Retrospective case note study (2005-2009).
Department of Otolaryngology–Head and Neck Surgery, Armand Trousseau Children's Hospital, Paris, France.
Eleven patients who underwent endoscopic cleft closure as a primary (n = 8) or secondary (n = 3) procedure among 22 patients treated for laryngotracheal clefts. We report patients' demographics, symptoms leading to the diagnosis, endoscopic evaluation method, medical examination results, and surgical techniques.
Endoscopic closure of the cleft under spontaneous ventilation via 2-layer interrupted sutures after excision of the mucosal edge using a carbon dioxide laser in 10 patients and a thulium laser in 1.
Main Outcome Measures
Analysis of postoperative complications, revision surgery, need for intensive care unit admission, closure of the cleft, and long-term symptom results.
Successful closure of the 11 clefts (with revision surgery in 3 patients) without the need for intubation or intensive care unit admission enabled the elimination of aspiration in 10 patients and significant improvement in 1 patient with bilateral vocal cord paralysis. There were no significant postoperative complications.

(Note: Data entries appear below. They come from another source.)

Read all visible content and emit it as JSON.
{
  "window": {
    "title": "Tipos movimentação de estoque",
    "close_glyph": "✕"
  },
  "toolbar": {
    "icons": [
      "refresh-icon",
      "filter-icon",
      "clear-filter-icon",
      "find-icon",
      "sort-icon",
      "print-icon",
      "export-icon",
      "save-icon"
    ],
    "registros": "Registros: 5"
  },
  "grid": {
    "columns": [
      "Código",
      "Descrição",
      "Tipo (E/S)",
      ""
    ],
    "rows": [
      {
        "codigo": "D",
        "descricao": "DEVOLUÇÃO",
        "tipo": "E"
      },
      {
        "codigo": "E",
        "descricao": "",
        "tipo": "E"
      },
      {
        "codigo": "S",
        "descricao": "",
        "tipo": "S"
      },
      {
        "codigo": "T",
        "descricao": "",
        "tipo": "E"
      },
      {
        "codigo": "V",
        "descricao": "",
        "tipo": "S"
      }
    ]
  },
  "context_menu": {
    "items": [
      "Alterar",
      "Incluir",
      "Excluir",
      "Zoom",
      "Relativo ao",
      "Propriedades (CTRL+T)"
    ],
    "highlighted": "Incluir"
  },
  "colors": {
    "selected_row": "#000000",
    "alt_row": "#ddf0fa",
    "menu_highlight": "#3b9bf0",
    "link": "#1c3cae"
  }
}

Endoscopic closure of laryngotracheal clefts is a reliable technique that significantly reduces perioperative and postoperative morbidity. The results of this technique are entirely satisfactory, and we suggest that it is suitable as a primary procedure for the treatment of type I, II, and III clefts extending to the cervical trachea, including in neonates.